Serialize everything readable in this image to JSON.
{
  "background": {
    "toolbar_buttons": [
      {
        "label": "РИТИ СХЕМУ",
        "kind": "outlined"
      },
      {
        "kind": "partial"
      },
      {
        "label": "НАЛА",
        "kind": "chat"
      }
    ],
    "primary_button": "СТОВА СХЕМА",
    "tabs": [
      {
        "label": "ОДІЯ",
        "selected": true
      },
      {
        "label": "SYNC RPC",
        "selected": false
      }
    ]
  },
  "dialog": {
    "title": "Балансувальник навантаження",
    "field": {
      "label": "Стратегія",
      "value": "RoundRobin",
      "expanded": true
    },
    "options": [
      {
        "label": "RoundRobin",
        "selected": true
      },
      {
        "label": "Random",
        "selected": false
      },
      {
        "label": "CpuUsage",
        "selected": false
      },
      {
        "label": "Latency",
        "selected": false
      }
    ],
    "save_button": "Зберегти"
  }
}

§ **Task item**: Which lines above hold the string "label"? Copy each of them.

§ **Task output**:
        "label": "РИТИ СХЕМУ",
        "label": "НАЛА",
        "label": "ОДІЯ",
        "label": "SYNC RPC",
      "label": "Стратегія",
        "label": "RoundRobin",
        "label": "Random",
        "label": "CpuUsage",
        "label": "Latency",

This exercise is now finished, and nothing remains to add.